[Study material]

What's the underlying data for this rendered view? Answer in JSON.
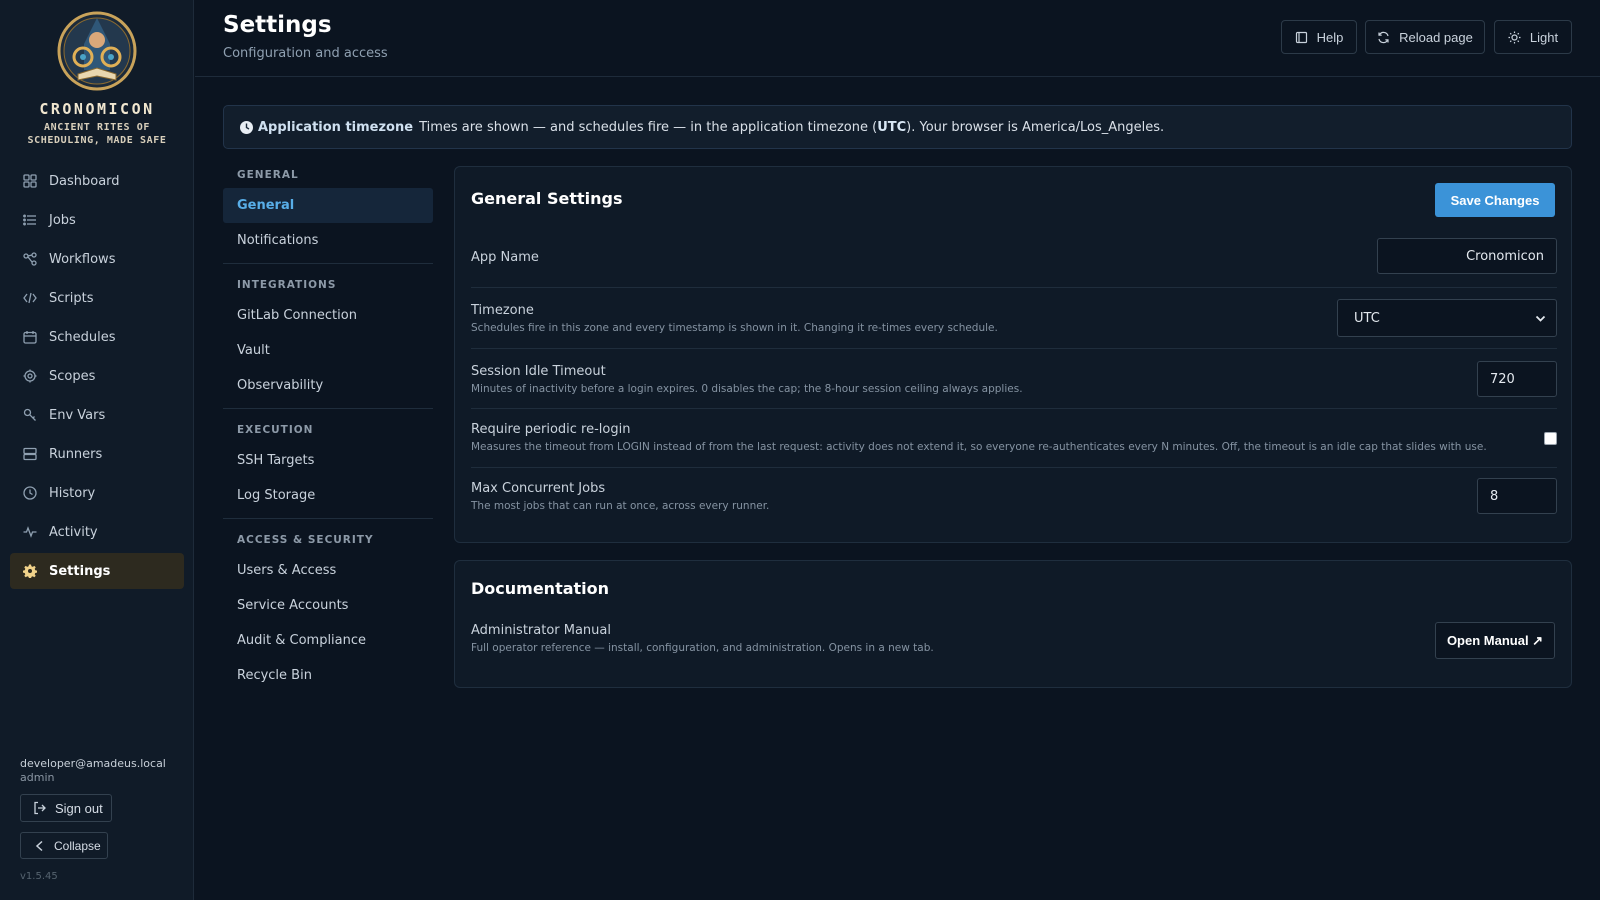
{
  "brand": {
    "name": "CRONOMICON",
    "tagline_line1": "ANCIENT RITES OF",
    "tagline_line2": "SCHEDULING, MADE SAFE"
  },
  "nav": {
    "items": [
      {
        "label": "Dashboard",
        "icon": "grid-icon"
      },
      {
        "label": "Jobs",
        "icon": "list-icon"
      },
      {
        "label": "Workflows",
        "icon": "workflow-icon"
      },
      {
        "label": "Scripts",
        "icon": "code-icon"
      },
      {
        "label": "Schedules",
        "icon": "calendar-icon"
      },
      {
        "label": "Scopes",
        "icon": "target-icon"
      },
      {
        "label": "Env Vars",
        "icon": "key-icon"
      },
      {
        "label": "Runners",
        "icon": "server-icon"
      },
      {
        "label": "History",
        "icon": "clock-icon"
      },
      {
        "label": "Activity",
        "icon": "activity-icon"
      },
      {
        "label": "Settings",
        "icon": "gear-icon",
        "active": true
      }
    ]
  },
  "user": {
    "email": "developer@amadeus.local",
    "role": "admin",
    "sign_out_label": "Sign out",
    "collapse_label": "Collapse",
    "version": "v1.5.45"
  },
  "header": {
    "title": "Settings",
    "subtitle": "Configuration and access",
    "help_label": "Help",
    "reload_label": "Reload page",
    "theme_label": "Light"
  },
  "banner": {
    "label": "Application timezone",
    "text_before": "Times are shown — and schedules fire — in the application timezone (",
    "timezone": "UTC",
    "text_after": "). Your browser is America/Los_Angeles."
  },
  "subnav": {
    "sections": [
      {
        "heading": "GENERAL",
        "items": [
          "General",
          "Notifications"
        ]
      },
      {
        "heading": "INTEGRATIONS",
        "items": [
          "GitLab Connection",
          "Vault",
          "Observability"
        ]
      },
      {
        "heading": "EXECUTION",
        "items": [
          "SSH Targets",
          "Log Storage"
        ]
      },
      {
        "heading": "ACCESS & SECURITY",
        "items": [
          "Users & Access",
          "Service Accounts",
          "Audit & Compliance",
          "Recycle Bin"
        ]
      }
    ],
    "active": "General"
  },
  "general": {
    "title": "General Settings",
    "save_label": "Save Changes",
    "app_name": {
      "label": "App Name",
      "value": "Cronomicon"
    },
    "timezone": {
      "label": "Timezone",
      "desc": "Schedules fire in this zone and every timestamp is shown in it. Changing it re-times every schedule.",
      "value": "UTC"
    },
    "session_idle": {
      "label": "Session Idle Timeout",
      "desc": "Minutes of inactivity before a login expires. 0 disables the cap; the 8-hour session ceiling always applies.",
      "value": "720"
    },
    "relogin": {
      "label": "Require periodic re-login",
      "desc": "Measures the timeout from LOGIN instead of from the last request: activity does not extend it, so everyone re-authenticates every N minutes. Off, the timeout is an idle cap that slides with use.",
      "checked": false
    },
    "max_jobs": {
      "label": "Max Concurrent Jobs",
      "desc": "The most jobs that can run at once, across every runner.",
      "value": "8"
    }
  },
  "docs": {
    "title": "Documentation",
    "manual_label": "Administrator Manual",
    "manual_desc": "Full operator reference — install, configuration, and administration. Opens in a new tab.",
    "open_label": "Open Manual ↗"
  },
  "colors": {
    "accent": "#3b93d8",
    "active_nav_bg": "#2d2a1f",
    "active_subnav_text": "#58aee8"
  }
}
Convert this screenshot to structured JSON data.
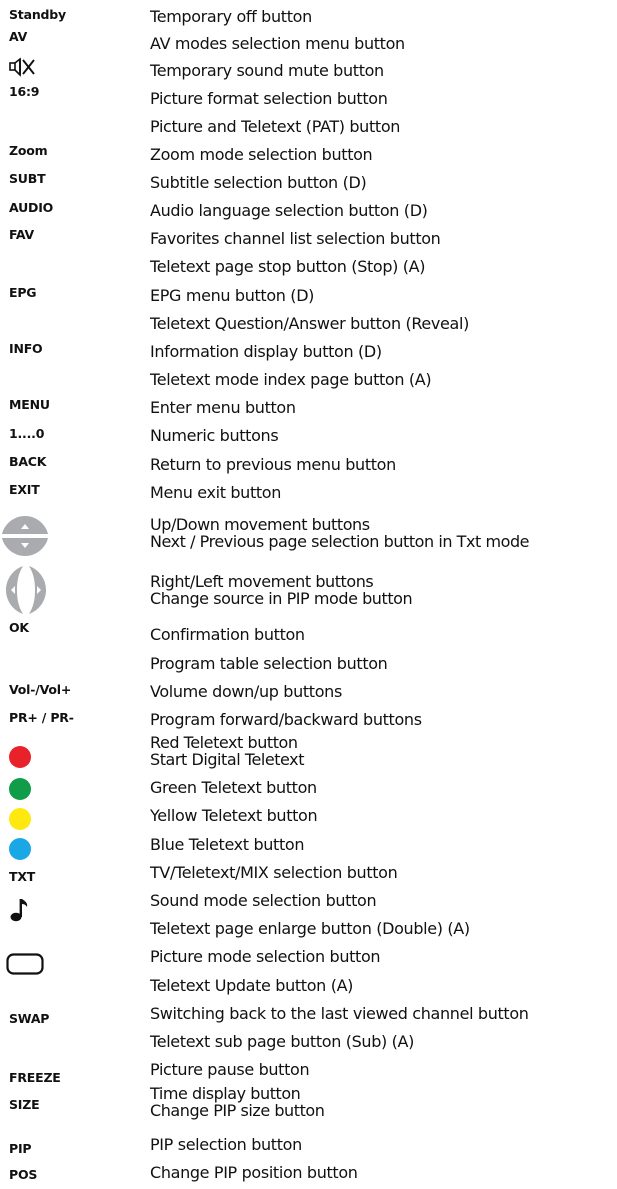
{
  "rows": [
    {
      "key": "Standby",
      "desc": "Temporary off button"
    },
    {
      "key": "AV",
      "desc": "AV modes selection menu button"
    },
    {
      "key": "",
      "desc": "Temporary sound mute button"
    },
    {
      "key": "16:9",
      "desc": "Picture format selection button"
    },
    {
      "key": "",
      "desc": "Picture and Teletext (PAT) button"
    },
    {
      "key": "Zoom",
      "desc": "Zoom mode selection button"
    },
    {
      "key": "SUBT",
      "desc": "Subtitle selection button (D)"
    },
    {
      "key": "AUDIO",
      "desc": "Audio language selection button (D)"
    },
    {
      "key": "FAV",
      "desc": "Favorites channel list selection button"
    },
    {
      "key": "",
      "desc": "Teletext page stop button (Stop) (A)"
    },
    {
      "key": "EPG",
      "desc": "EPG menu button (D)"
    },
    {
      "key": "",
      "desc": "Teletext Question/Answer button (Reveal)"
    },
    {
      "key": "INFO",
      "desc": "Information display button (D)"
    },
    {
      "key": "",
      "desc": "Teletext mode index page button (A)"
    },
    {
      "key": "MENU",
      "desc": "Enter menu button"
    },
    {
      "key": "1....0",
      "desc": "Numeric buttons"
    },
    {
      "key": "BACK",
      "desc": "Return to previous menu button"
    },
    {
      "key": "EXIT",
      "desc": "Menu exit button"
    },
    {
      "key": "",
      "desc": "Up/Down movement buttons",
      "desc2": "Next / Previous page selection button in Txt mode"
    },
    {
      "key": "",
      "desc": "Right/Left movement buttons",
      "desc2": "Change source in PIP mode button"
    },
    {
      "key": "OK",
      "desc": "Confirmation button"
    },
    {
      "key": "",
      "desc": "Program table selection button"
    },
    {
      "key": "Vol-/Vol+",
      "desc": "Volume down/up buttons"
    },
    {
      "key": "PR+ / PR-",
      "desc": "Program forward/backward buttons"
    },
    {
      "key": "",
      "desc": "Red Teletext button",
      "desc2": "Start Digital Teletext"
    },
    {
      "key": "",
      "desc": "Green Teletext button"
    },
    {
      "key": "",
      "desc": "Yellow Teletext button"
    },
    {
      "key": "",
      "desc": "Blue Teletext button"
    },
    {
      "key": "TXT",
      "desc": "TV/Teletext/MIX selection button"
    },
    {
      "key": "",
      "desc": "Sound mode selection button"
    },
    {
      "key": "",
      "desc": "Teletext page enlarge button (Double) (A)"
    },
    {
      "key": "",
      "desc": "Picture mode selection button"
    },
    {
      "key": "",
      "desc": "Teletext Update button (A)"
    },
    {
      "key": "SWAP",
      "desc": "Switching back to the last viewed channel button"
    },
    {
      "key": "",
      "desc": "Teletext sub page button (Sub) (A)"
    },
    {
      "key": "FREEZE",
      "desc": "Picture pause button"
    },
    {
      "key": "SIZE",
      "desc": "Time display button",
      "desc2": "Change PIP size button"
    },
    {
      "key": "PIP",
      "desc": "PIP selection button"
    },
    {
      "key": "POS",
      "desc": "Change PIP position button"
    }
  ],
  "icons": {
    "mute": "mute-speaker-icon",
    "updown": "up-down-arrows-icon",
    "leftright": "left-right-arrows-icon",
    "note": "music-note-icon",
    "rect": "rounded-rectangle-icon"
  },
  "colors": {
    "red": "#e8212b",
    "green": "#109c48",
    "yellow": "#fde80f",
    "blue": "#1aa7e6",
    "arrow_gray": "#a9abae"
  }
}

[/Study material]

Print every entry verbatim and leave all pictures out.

Output for this task:
What's the underlying data for this rendered view? Answer in JSON.
{
  "brand": {
    "name": "CRONOMICON",
    "tagline_line1": "ANCIENT RITES OF",
    "tagline_line2": "SCHEDULING, MADE SAFE"
  },
  "nav": {
    "items": [
      {
        "label": "Dashboard",
        "icon": "grid-icon"
      },
      {
        "label": "Jobs",
        "icon": "list-icon"
      },
      {
        "label": "Workflows",
        "icon": "workflow-icon"
      },
      {
        "label": "Scripts",
        "icon": "code-icon"
      },
      {
        "label": "Schedules",
        "icon": "calendar-icon"
      },
      {
        "label": "Scopes",
        "icon": "target-icon"
      },
      {
        "label": "Env Vars",
        "icon": "key-icon"
      },
      {
        "label": "Runners",
        "icon": "server-icon"
      },
      {
        "label": "History",
        "icon": "clock-icon"
      },
      {
        "label": "Activity",
        "icon": "activity-icon"
      },
      {
        "label": "Settings",
        "icon": "gear-icon",
        "active": true
      }
    ]
  },
  "user": {
    "email": "developer@amadeus.local",
    "role": "admin",
    "sign_out_label": "Sign out",
    "collapse_label": "Collapse",
    "version": "v1.5.45"
  },
  "header": {
    "title": "Settings",
    "subtitle": "Configuration and access",
    "help_label": "Help",
    "reload_label": "Reload page",
    "theme_label": "Light"
  },
  "banner": {
    "label": "Application timezone",
    "text_before": "Times are shown — and schedules fire — in the application timezone (",
    "timezone": "UTC",
    "text_after": "). Your browser is America/Los_Angeles."
  },
  "subnav": {
    "sections": [
      {
        "heading": "GENERAL",
        "items": [
          "General",
          "Notifications"
        ]
      },
      {
        "heading": "INTEGRATIONS",
        "items": [
          "GitLab Connection",
          "Vault",
          "Observability"
        ]
      },
      {
        "heading": "EXECUTION",
        "items": [
          "SSH Targets",
          "Log Storage"
        ]
      },
      {
        "heading": "ACCESS & SECURITY",
        "items": [
          "Users & Access",
          "Service Accounts",
          "Audit & Compliance",
          "Recycle Bin"
        ]
      }
    ],
    "active": "General"
  },
  "general": {
    "title": "General Settings",
    "save_label": "Save Changes",
    "app_name": {
      "label": "App Name",
      "value": "Cronomicon"
    },
    "timezone": {
      "label": "Timezone",
      "desc": "Schedules fire in this zone and every timestamp is shown in it. Changing it re-times every schedule.",
      "value": "UTC"
    },
    "session_idle": {
      "label": "Session Idle Timeout",
      "desc": "Minutes of inactivity before a login expires. 0 disables the cap; the 8-hour session ceiling always applies.",
      "value": "720"
    },
    "relogin": {
      "label": "Require periodic re-login",
      "desc": "Measures the timeout from LOGIN instead of from the last request: activity does not extend it, so everyone re-authenticates every N minutes. Off, the timeout is an idle cap that slides with use.",
      "checked": false
    },
    "max_jobs": {
      "label": "Max Concurrent Jobs",
      "desc": "The most jobs that can run at once, across every runner.",
      "value": "8"
    }
  },
  "docs": {
    "title": "Documentation",
    "manual_label": "Administrator Manual",
    "manual_desc": "Full operator reference — install, configuration, and administration. Opens in a new tab.",
    "open_label": "Open Manual ↗"
  },
  "colors": {
    "accent": "#3b93d8",
    "active_nav_bg": "#2d2a1f",
    "active_subnav_text": "#58aee8"
  }
}
Convert this screenshot to structured JSON data.
{
  "rows": [
    {
      "key": "Standby",
      "desc": "Temporary off button"
    },
    {
      "key": "AV",
      "desc": "AV modes selection menu button"
    },
    {
      "key": "",
      "desc": "Temporary sound mute button"
    },
    {
      "key": "16:9",
      "desc": "Picture format selection button"
    },
    {
      "key": "",
      "desc": "Picture and Teletext (PAT) button"
    },
    {
      "key": "Zoom",
      "desc": "Zoom mode selection button"
    },
    {
      "key": "SUBT",
      "desc": "Subtitle selection button (D)"
    },
    {
      "key": "AUDIO",
      "desc": "Audio language selection button (D)"
    },
    {
      "key": "FAV",
      "desc": "Favorites channel list selection button"
    },
    {
      "key": "",
      "desc": "Teletext page stop button (Stop) (A)"
    },
    {
      "key": "EPG",
      "desc": "EPG menu button (D)"
    },
    {
      "key": "",
      "desc": "Teletext Question/Answer button (Reveal)"
    },
    {
      "key": "INFO",
      "desc": "Information display button (D)"
    },
    {
      "key": "",
      "desc": "Teletext mode index page button (A)"
    },
    {
      "key": "MENU",
      "desc": "Enter menu button"
    },
    {
      "key": "1....0",
      "desc": "Numeric buttons"
    },
    {
      "key": "BACK",
      "desc": "Return to previous menu button"
    },
    {
      "key": "EXIT",
      "desc": "Menu exit button"
    },
    {
      "key": "",
      "desc": "Up/Down movement buttons",
      "desc2": "Next / Previous page selection button in Txt mode"
    },
    {
      "key": "",
      "desc": "Right/Left movement buttons",
      "desc2": "Change source in PIP mode button"
    },
    {
      "key": "OK",
      "desc": "Confirmation button"
    },
    {
      "key": "",
      "desc": "Program table selection button"
    },
    {
      "key": "Vol-/Vol+",
      "desc": "Volume down/up buttons"
    },
    {
      "key": "PR+ / PR-",
      "desc": "Program forward/backward buttons"
    },
    {
      "key": "",
      "desc": "Red Teletext button",
      "desc2": "Start Digital Teletext"
    },
    {
      "key": "",
      "desc": "Green Teletext button"
    },
    {
      "key": "",
      "desc": "Yellow Teletext button"
    },
    {
      "key": "",
      "desc": "Blue Teletext button"
    },
    {
      "key": "TXT",
      "desc": "TV/Teletext/MIX selection button"
    },
    {
      "key": "",
      "desc": "Sound mode selection button"
    },
    {
      "key": "",
      "desc": "Teletext page enlarge button (Double) (A)"
    },
    {
      "key": "",
      "desc": "Picture mode selection button"
    },
    {
      "key": "",
      "desc": "Teletext Update button (A)"
    },
    {
      "key": "SWAP",
      "desc": "Switching back to the last viewed channel button"
    },
    {
      "key": "",
      "desc": "Teletext sub page button (Sub) (A)"
    },
    {
      "key": "FREEZE",
      "desc": "Picture pause button"
    },
    {
      "key": "SIZE",
      "desc": "Time display button",
      "desc2": "Change PIP size button"
    },
    {
      "key": "PIP",
      "desc": "PIP selection button"
    },
    {
      "key": "POS",
      "desc": "Change PIP position button"
    }
  ],
  "icons": {
    "mute": "mute-speaker-icon",
    "updown": "up-down-arrows-icon",
    "leftright": "left-right-arrows-icon",
    "note": "music-note-icon",
    "rect": "rounded-rectangle-icon"
  },
  "colors": {
    "red": "#e8212b",
    "green": "#109c48",
    "yellow": "#fde80f",
    "blue": "#1aa7e6",
    "arrow_gray": "#a9abae"
  }
}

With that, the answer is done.